** Opening DATA FOR REVIEW block **

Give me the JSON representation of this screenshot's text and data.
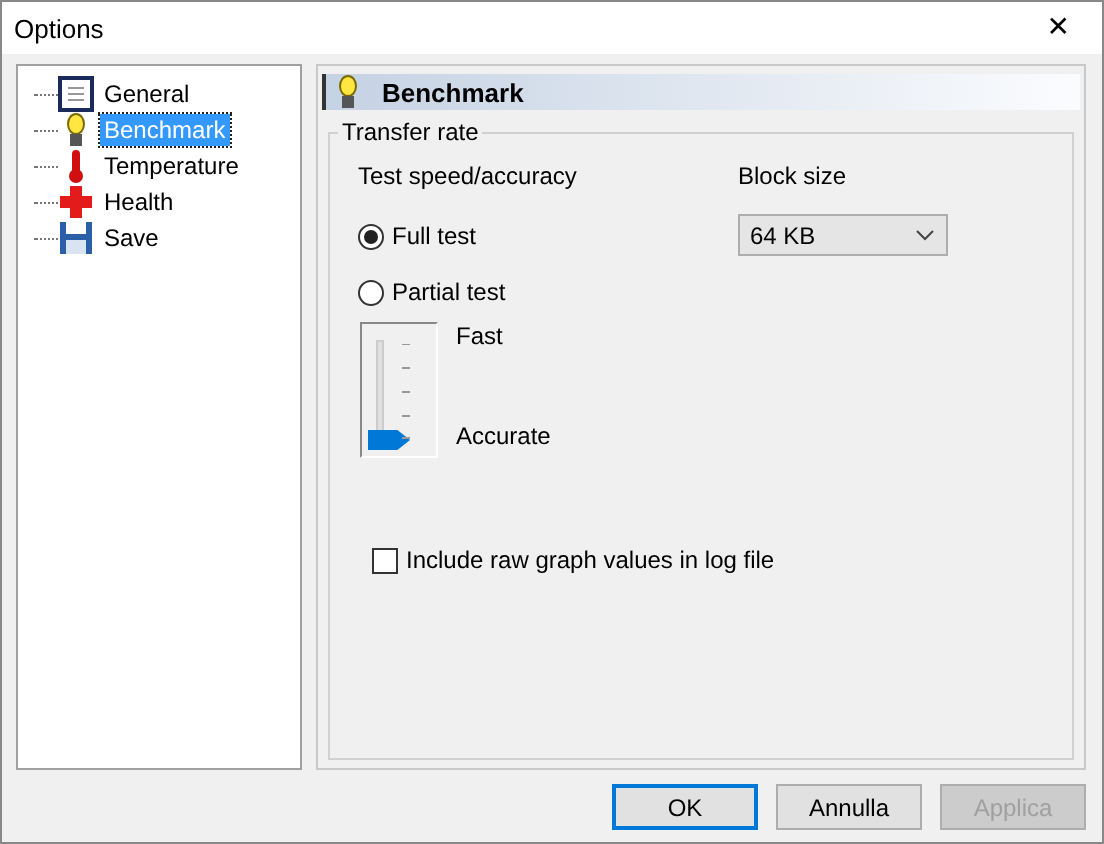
{
  "window": {
    "title": "Options",
    "close": "✕"
  },
  "tree": [
    {
      "label": "General",
      "kind": "page",
      "selected": false
    },
    {
      "label": "Benchmark",
      "kind": "bulb",
      "selected": true
    },
    {
      "label": "Temperature",
      "kind": "thermo",
      "selected": false
    },
    {
      "label": "Health",
      "kind": "cross",
      "selected": false
    },
    {
      "label": "Save",
      "kind": "disk",
      "selected": false
    }
  ],
  "header": {
    "title": "Benchmark"
  },
  "group": {
    "title": "Transfer rate",
    "speed_label": "Test speed/accuracy",
    "options": [
      {
        "label": "Full test",
        "selected": true
      },
      {
        "label": "Partial test",
        "selected": false
      }
    ],
    "slider": {
      "level": 0,
      "top_label": "Fast",
      "bottom_label": "Accurate"
    },
    "block_size": {
      "label": "Block size",
      "value": "64 KB"
    },
    "raw_values": {
      "label": "Include raw graph values in log file",
      "checked": false
    }
  },
  "buttons": [
    {
      "label": "OK",
      "default": true,
      "disabled": false
    },
    {
      "label": "Annulla",
      "default": false,
      "disabled": false
    },
    {
      "label": "Applica",
      "default": false,
      "disabled": true
    }
  ]
}
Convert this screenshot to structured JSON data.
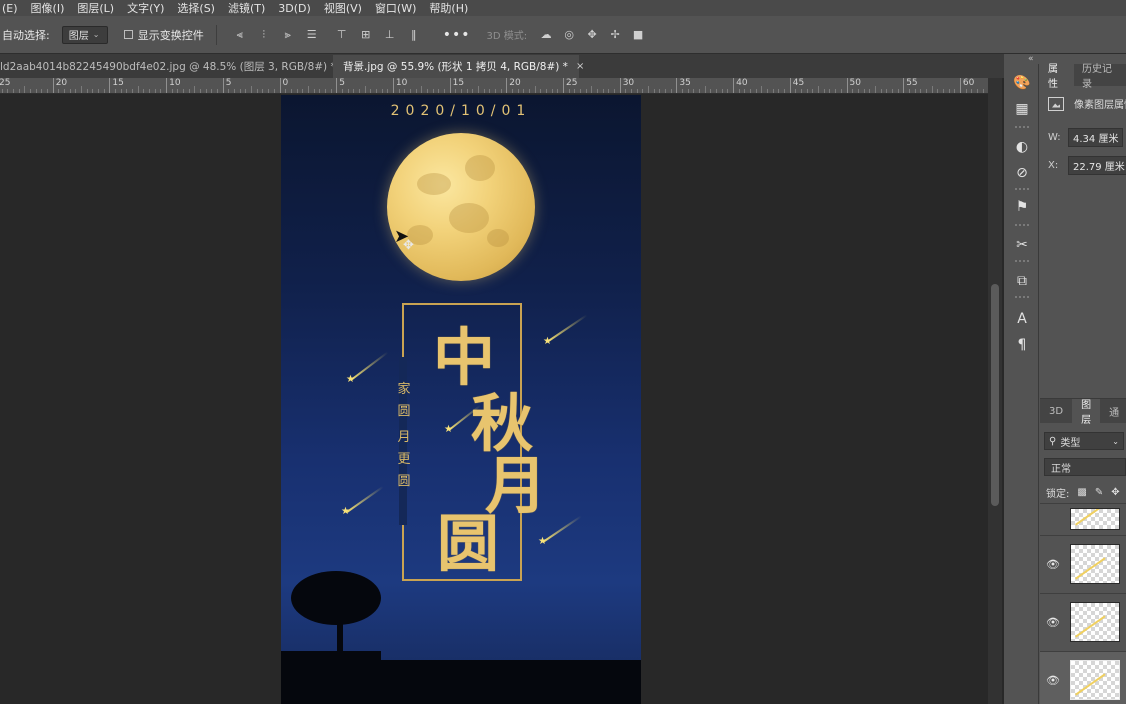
{
  "menubar": {
    "items": [
      "(E)",
      "图像(I)",
      "图层(L)",
      "文字(Y)",
      "选择(S)",
      "滤镜(T)",
      "3D(D)",
      "视图(V)",
      "窗口(W)",
      "帮助(H)"
    ]
  },
  "options": {
    "auto_select_label": "自动选择:",
    "auto_select_value": "图层",
    "show_transform_label": "显示变换控件",
    "more_label": "•••",
    "mode_3d_label": "3D 模式:"
  },
  "tabs": [
    {
      "label": "ld2aab4014b82245490bdf4e02.jpg @ 48.5% (图层 3, RGB/8#) *",
      "close": "×"
    },
    {
      "label": "背景.jpg @ 55.9% (形状 1 拷贝 4, RGB/8#) *",
      "close": "×"
    }
  ],
  "ruler": {
    "labels": [
      "25",
      "20",
      "15",
      "10",
      "5",
      "0",
      "5",
      "10",
      "15",
      "20",
      "25",
      "30",
      "35",
      "40",
      "45",
      "50",
      "55",
      "60"
    ]
  },
  "poster": {
    "date": "2020/10/01",
    "side_line1": [
      "家",
      "圆"
    ],
    "side_line2": [
      "月",
      "更",
      "圆"
    ],
    "title_chars": [
      "中",
      "秋",
      "月",
      "圆"
    ]
  },
  "properties": {
    "tab_properties": "属性",
    "tab_history": "历史记录",
    "layer_type": "像素图层属性",
    "w_label": "W:",
    "w_value": "4.34 厘米",
    "x_label": "X:",
    "x_value": "22.79 厘米"
  },
  "layers": {
    "tab_3d": "3D",
    "tab_layers": "图层",
    "tab_channels": "通",
    "filter_label": "类型",
    "blend_mode": "正常",
    "lock_label": "锁定:"
  },
  "colors": {
    "poster_gold": "#e8c46e",
    "moon": "#f2d27a",
    "sky_top": "#0b1630",
    "sky_bottom": "#1d3a80",
    "ui_panel": "#535353",
    "ui_bg": "#282828"
  }
}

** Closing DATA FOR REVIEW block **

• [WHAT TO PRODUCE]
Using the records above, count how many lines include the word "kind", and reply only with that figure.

• [YOUR RESPONSE]
5